Cumberland county. This town is watered on the N.E. side by Presumpscut river, and the Cumberland and Oxford canal. It is 9 miles W.N.W. from Portland and 63 S.W. from Augusta. Gorham was first settled in 1736, by John Phinney and others from Barnstable county, Mass. Maine was at that time almost a wilderness. Portland, Saco and Scarborough were very feeble in consequence of the depredations of the Indians. There people endured great privations, and for many years were in constant apprehension of attack by the savages. "The wives and daughters of the first settlers of Gorham shared in all the toils and wants of their husbands and fathers; they used to labor in the field, carry burdens, go to mill, and aid in defence of their property. One time when most of the men were away, the Indians attacked the fort, and the wife of Hugh McLellan rallied the women in the garrison, shut the gates, mounted the walls, fired upon the Indians, and by her courage and activity baffled the enemy till succor arrived."

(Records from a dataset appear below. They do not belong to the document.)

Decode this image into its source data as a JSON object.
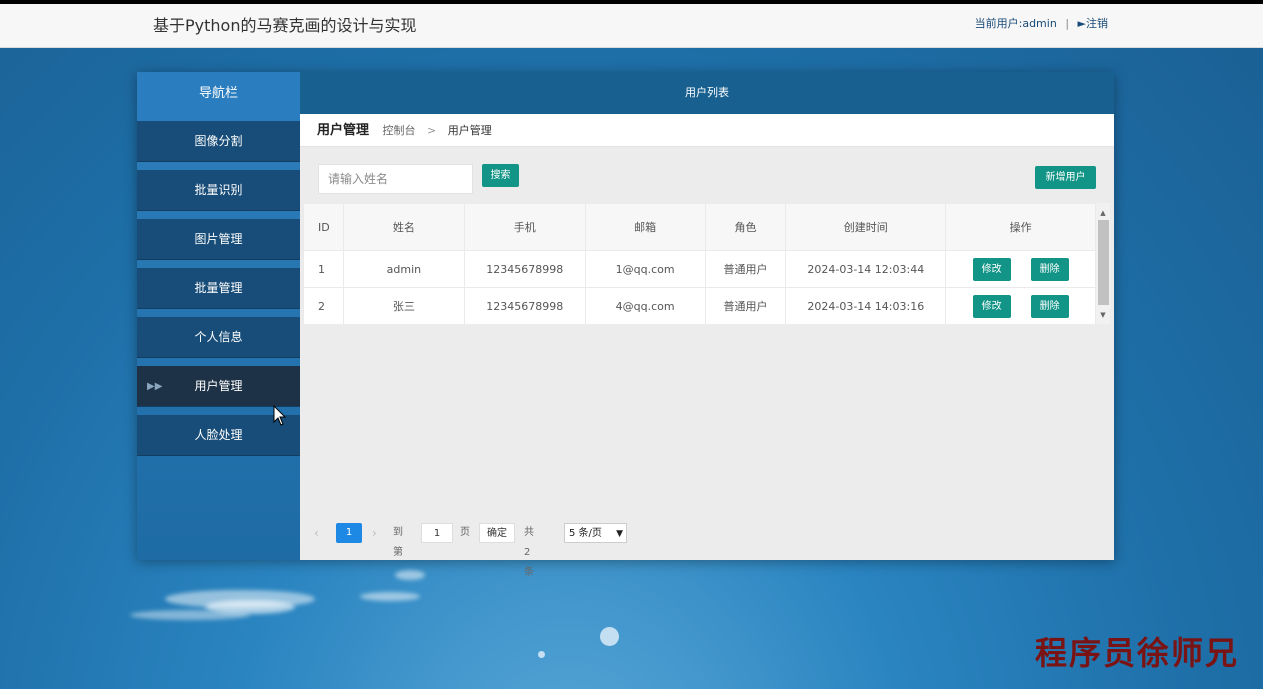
{
  "header": {
    "site_title": "基于Python的马赛克画的设计与实现",
    "current_user": "当前用户:admin",
    "separator": "|",
    "logout_label": "►注销"
  },
  "sidebar": {
    "title": "导航栏",
    "items": [
      {
        "label": "图像分割",
        "active": false
      },
      {
        "label": "批量识别",
        "active": false
      },
      {
        "label": "图片管理",
        "active": false
      },
      {
        "label": "批量管理",
        "active": false
      },
      {
        "label": "个人信息",
        "active": false
      },
      {
        "label": "用户管理",
        "active": true
      },
      {
        "label": "人脸处理",
        "active": false
      }
    ]
  },
  "main": {
    "list_title": "用户列表",
    "breadcrumb": {
      "title": "用户管理",
      "console": "控制台",
      "separator": ">",
      "current": "用户管理"
    },
    "search": {
      "placeholder": "请输入姓名",
      "value": "",
      "button_label": "搜索"
    },
    "add_button_label": "新增用户",
    "table": {
      "columns": [
        "ID",
        "姓名",
        "手机",
        "邮箱",
        "角色",
        "创建时间",
        "操作"
      ],
      "rows": [
        [
          "1",
          "admin",
          "12345678998",
          "1@qq.com",
          "普通用户",
          "2024-03-14 12:03:44"
        ],
        [
          "2",
          "张三",
          "12345678998",
          "4@qq.com",
          "普通用户",
          "2024-03-14 14:03:16"
        ]
      ],
      "edit_label": "修改",
      "delete_label": "删除"
    },
    "pagination": {
      "prev": "‹",
      "current_page": "1",
      "next": "›",
      "goto_label": "到第",
      "goto_value": "1",
      "page_unit": "页",
      "confirm_label": "确定",
      "total_label": "共 2 条",
      "page_size": "5 条/页"
    }
  },
  "watermark": "程序员徐师兄",
  "colors": {
    "accent": "#129486",
    "nav_bg": "#174d78",
    "nav_active": "#1d3246",
    "header_bar": "#17608f",
    "page_active": "#1e88e5"
  }
}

Rev. Solomon Lombard, a native of Truro, Mass., was the first settled minister. His annual salary was £53, 6s. 8d. He was ordained Dec. 26, 1750. One hundred and twenty dollars were raised to defray the expenses of the ordination.
Gorham is very pleasantly located; its soil is of a superior quality: it has a flourishing academy, on a solid foundation: it is a place of considerable trade, and of extensive manufactures of cotton, wool, leather, starch, and gunpowder. Gorham has produced many men of talents, among which were eminent jurists and statesmen. It is noted for its attachment to the principles of the revolution.
From 1807 to 1834, twenty persons died in Gorham, whose average age was 94 years. Population, 1837, 3,022.